* _How to complete this task_: Using the data below, show every line where the word "duration" occurs.

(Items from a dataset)
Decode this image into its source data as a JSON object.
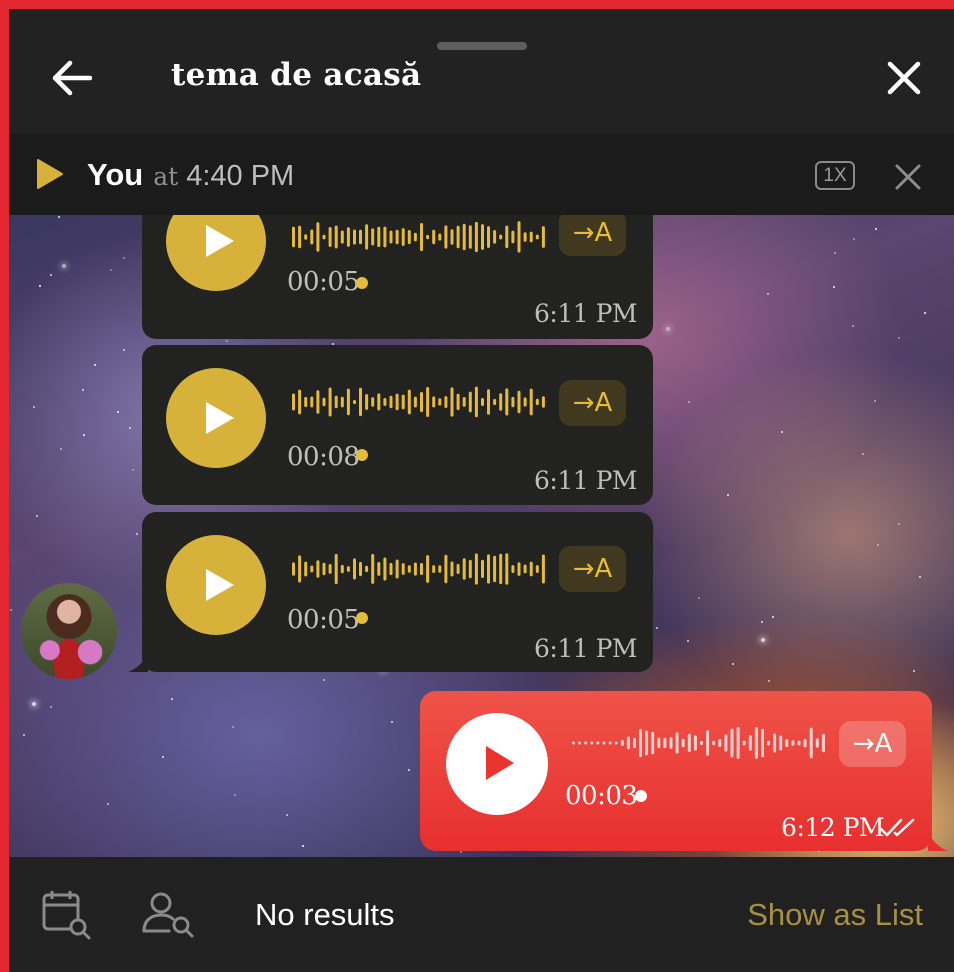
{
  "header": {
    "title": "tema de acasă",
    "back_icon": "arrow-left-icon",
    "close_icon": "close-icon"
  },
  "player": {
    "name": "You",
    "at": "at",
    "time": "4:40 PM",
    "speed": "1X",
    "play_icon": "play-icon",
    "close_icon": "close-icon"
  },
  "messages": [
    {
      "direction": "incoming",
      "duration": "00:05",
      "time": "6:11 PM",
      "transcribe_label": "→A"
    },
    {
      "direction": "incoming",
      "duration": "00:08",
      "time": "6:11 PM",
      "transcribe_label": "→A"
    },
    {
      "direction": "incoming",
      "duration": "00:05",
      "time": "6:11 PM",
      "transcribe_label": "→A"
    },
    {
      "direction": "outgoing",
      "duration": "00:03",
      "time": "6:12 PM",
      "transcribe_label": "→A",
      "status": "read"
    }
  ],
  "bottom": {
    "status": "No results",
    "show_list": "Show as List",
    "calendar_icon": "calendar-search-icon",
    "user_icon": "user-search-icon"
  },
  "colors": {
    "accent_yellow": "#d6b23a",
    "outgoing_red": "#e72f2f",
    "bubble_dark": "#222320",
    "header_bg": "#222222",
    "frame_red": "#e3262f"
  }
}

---

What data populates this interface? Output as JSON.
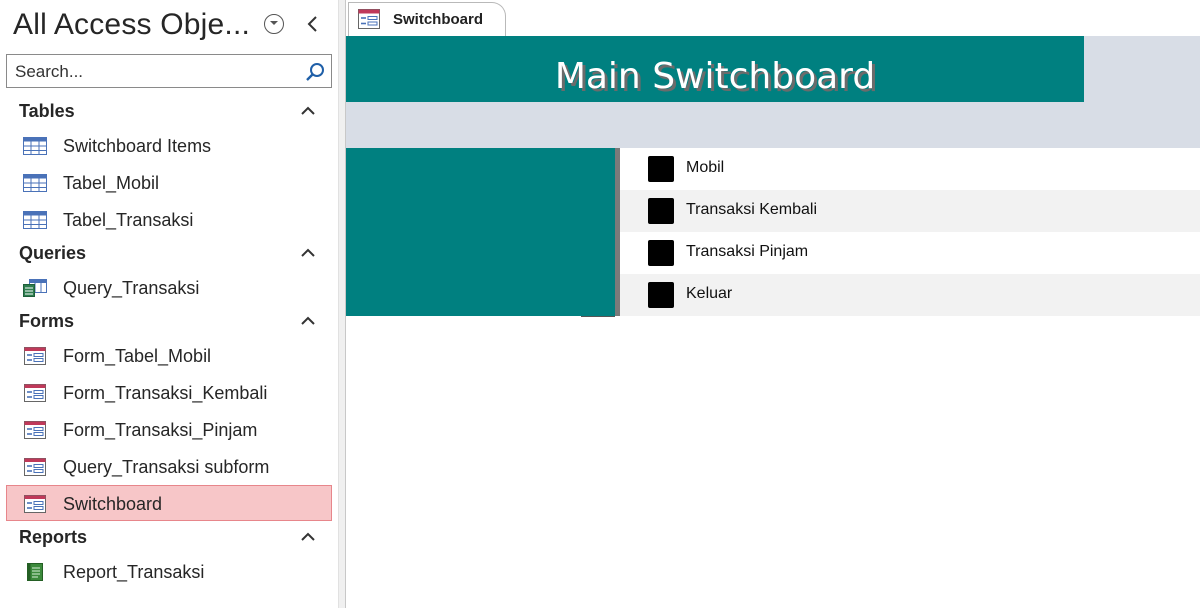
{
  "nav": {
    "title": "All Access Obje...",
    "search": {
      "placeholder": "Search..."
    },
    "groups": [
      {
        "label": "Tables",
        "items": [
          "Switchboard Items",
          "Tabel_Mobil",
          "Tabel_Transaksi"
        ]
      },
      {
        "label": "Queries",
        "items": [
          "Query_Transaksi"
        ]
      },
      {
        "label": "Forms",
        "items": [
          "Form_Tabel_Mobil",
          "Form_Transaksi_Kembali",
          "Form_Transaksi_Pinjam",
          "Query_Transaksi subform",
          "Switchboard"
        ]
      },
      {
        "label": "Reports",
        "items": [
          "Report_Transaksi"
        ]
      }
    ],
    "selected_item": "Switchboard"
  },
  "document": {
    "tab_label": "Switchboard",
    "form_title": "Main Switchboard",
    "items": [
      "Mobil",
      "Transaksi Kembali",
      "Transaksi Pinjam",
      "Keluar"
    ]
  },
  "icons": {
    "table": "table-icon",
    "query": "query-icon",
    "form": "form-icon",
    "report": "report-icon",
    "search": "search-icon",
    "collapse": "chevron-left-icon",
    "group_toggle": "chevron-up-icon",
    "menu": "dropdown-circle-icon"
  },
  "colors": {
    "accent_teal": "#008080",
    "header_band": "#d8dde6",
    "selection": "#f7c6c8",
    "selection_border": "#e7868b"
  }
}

* _Result of this exercise_:
      "duration": "00:05",
      "duration": "00:08",
      "duration": "00:05",
      "duration": "00:03",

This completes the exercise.